Meeting global mental health needs, with technology's help
The World Health Organization (WHO) estimates that nearly 1 billion people are living with a mental disorder, worldwide. During the global pandemic, the world saw a 25% increase in the prevalence of anxiety and depression. There was even a corresponding spike in searches on Google for mental health resources — which is a trend that continues to climb each year. To help people connect with timely, life-saving information and resources and to empower them to take action on their mental health needs, teams of Googlers are working — inside and outside of the company — to make sure everyone has access to mental health support.
Connecting people to resources on Search and YouTube
Before we can connect people to timely information and resources, we need to understand their intent when they turn to Search. Earlier this year, we shared our goal to automatically and more accurately detect personal crisis searches on Google Search, with the help of AI. This week, we’re rolling out this capability across the globe. This change enables us to better understand if someone is in crisis, then present them with reliable, actionable information. Over the coming months, we’ll work with partners to identify national suicide hotlines and make these resources accessible in dozens more languages.
Beyond the immediate needs related to mental health crises, people want information along their mental health journey no matter what it looks like — including content that can help them connect with others with similar experiences. To better support these needs, YouTube recently launched its Personal Stories feature, which surfaces content from creators who share personal experiences and stories about health topics, including anxiety, depression, post-traumatic stress disorder, addiction, bipolar disease, schizophrenia and obsessive-compulsive disorder. This feature is currently available in the U.S., with plans to expand it to more regions and to cover more health issues.
Scaling an LGBTQ+ helpline to support teens around the world
Mental health challenges are particularly prevalent in the LGBTQ+ youth community, with 45% of LGBTQ+ youth reporting that they have seriously considered attempting suicide in the past year. Since 2019, Google.org has given $2.7 million to support the work of The Trevor Project, the world’s largest suicide prevention and mental health organization for LGBTQ+ young people. With the help of a technical team of Google.org Fellows, The Trevor Project built an AI system that could identify and prioritize high-risk contacts while simultaneously reaching more LGBTQ+ young people in crisis.

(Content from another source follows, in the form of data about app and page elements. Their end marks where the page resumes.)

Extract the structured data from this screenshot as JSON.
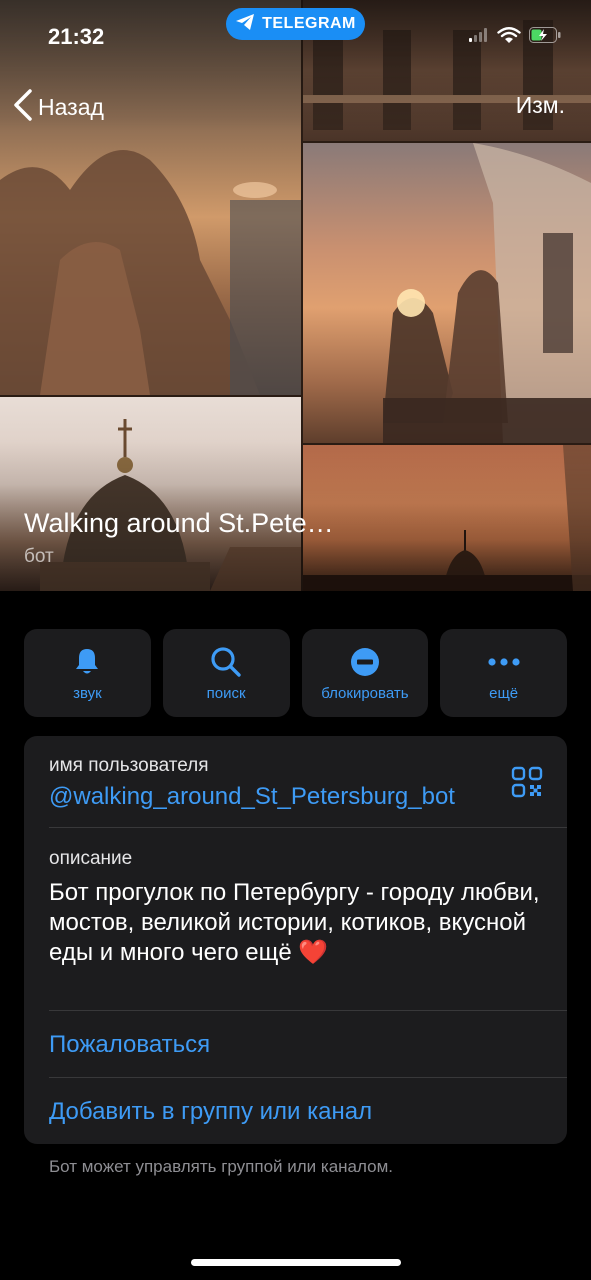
{
  "status_bar": {
    "time": "21:32",
    "app_pill_label": "TELEGRAM"
  },
  "nav": {
    "back_label": "Назад",
    "edit_label": "Изм."
  },
  "profile": {
    "name": "Walking around St.Pete…",
    "subtitle": "бот"
  },
  "actions": [
    {
      "label": "звук",
      "icon": "bell-icon"
    },
    {
      "label": "поиск",
      "icon": "search-icon"
    },
    {
      "label": "блокировать",
      "icon": "block-icon"
    },
    {
      "label": "ещё",
      "icon": "more-icon"
    }
  ],
  "info": {
    "username_label": "имя пользователя",
    "username": "@walking_around_St_Petersburg_bot",
    "description_label": "описание",
    "description": "Бот прогулок по Петербургу - городу любви, мостов, великой истории, котиков, вкусной еды и много чего ещё",
    "description_emoji": "❤️",
    "report_label": "Пожаловаться",
    "add_to_group_label": "Добавить в группу или канал"
  },
  "footnote": "Бот может управлять группой или каналом.",
  "colors": {
    "accent": "#3e9bf5",
    "card_bg": "#1c1c1e",
    "telegram_pill": "#1a8ef5"
  }
}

Today, we’re granting $2 million to The Trevor Project to help them to scale their digital crisis services to more countries, starting with Mexico. With this funding, they will continue to build and optimize a platform to help them more quickly scale their life-affirming services globally. In addition, we’ll provide volunteer support from Google’s AI experts and $500,000 in donated Search advertising to help connect young people to these valuable resources. The Trevor Project hopes that this project will help them reach more than 40 million LGBTQ+ young people worldwide who seriously consider suicide each year.
Using AI-powered tools to provide mental health support for the veteran community
That’s not the only way The Trevor Project has tapped AI to help support their mission. Last year, with the help of Google.org Fellows, they built a Crisis Contact Simulator that has helped them train thousands of counselors. Thanks to this tool, they can increase the capacity of their highly trained crisis counselors while decreasing the human effort required for training.
Now we’re supporting ReflexAI, an organization focused on building AI-powered public safety and crisis intervention tools, to develop a similar crisis simulation technology for the veteran community. The Department of Veteran Affairs reports that more than 6,000 veterans die by suicide each year. ReflexAI will receive a team of Google.org Fellows working full-time pro bono to help the organization build a training and simulation tool for veterans so they can better support each other and encourage their peers to seek additional support when needed.
Perhaps the most potent element of all, in an effective crisis service system, is relationships. To be human. To be compassionate. We know from experience that immediate access to help, hope and healing saves lives.
When it comes to mental health, the most important path forward is connection. AI and other technologies can provide timely, life-saving resources, but the goal of all these projects is to connect people to people.
Note: Source for SAMSA quote